1. This section gives an overview of the Criminal Procedure and Investigations Act 1996 (“CPIA”) disclosure regime, taking into account the Human Rights Act 1998, the Attorney General’s Guidelines on disclosure ("the Guidelines”) issued on 4 April 2005 and the Criminal Justice Act 2003 (“CJA 2003”).
2. The CPIA, as amended by the CJA 2003, provides the statutory framework governing the disclosure of unused material in criminal proceedings. A Code of Practice made under Part II of the CPIA details how relevant material obtained in a criminal investigation is to be recorded, retained and revealed to the prosecutor.
3. Sections 32 to 39 of the CJA 2003 make various amendments to the CPIA and apply to investigations commenced on or after 4 April 2005. The Guidelines, however, apply to investigations commenced both before and after that date.
4. The CPIA provisions substantially change the common law rules that operated before the CPIA came into effect. The CPIA provides a system of mutual disclosure between prosecution and defence, which takes place at different stages of the prosecution process.
5. Some common law principles still underlie the CPIA disclosure regime.
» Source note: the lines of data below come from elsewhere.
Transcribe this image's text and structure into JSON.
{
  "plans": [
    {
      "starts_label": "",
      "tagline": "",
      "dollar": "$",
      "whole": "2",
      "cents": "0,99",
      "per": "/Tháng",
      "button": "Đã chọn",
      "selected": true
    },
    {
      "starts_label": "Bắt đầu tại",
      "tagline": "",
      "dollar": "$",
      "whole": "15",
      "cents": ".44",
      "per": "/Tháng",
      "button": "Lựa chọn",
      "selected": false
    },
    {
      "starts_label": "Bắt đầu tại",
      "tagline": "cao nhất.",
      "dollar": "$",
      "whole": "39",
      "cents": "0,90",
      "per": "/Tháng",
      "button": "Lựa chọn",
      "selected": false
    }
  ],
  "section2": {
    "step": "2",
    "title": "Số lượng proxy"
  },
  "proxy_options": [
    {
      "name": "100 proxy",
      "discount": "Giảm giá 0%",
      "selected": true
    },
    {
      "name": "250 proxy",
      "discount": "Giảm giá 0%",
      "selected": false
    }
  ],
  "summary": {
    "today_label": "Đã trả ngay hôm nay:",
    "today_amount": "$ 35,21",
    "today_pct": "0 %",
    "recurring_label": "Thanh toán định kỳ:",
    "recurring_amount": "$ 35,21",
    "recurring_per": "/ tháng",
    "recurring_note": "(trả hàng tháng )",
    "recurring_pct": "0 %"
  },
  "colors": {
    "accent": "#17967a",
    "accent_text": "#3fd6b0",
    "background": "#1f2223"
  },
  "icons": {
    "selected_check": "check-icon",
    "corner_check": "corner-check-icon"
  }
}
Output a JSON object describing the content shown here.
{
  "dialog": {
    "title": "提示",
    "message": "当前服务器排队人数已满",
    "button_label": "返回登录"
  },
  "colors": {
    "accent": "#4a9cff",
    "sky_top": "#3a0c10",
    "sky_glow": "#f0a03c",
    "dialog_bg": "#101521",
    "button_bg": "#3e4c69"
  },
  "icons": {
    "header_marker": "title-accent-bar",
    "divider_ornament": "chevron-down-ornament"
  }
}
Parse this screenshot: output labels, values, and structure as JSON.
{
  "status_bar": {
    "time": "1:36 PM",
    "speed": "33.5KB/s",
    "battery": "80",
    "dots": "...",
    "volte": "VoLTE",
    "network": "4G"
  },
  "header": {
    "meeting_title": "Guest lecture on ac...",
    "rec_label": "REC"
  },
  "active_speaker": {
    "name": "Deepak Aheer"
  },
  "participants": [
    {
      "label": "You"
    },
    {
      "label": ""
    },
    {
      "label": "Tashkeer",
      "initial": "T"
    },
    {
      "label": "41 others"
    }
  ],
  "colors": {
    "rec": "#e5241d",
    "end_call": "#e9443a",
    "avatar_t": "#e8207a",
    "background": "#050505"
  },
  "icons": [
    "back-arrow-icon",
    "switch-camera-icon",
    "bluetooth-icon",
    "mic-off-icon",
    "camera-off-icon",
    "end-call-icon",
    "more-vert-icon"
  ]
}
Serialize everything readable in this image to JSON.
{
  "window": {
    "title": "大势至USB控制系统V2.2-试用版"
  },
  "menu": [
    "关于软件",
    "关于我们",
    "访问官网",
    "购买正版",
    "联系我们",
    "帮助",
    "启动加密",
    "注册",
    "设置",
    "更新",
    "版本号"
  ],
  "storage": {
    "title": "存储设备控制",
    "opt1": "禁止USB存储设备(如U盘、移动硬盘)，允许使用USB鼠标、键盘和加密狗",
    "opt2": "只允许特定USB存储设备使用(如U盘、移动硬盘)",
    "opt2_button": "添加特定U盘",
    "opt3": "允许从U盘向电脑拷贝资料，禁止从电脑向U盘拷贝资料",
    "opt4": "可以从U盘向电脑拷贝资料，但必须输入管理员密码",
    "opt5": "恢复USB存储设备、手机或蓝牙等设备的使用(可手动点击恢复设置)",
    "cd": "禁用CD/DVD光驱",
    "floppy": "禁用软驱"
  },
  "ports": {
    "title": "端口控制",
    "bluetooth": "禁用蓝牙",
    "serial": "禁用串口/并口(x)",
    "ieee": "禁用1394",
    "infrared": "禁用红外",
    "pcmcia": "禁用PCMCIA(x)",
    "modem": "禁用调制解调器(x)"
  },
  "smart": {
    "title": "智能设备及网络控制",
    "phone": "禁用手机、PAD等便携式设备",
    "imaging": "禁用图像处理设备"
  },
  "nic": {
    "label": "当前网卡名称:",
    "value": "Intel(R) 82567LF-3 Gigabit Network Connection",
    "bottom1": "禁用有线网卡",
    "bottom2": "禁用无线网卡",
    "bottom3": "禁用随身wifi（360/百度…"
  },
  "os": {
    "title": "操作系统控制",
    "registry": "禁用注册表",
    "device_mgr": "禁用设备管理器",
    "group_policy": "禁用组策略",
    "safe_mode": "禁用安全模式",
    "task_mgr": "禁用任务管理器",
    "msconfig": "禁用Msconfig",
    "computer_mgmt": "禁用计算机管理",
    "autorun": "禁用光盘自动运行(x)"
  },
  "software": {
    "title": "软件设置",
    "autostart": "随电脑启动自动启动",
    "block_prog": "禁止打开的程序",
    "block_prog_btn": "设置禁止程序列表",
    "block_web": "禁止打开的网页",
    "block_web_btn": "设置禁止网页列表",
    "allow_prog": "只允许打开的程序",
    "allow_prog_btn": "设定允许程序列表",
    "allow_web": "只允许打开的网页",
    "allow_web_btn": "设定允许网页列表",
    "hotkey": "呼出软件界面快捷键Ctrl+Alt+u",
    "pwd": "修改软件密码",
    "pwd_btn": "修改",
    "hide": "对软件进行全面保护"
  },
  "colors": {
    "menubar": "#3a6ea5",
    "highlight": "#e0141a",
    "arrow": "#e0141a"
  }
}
If the CPIA does not specifically deal with a situation where disclosure is sought by the defence, common law principles may guide a court in deciding the extent of the prosecution duty to disclose unused material 1. If the defence argue that they are entitled to unused material in such a situation, you should contact Legal Adviser’s Office.
6. Part 22 of the Criminal Procedure Rules (“CPR”) 2012 applies in the Magistrates’ Court and Crown Court to applications under the CPIA.
7. The Court of Appeal has issued a Protocol for the control and management of unused material 2, which applies to all Crown Court cases. The Protocol should be applied by trial judges and should be familiar to both prosecution and defence.3
8. The Court noted that failures in the past to follow disclosure requirements had proved costly and had obstructed justice. It emphasised that it is the duty of every judge to actively manage disclosure issues in every case.
9. The Court also stated, however, that it is essential that the trial process does not become overburdened or diverted by erroneous or inappropriate disclosure of unused material, or by misconceived applications to the court. It emphasised that material will fall to be disclosed if, and only if, it satisfies the test for disclosure (subject to overriding public interest considerations). Consideration of irrelevant unused material can consume unjustifiable and disproportionate amounts of time and public resources.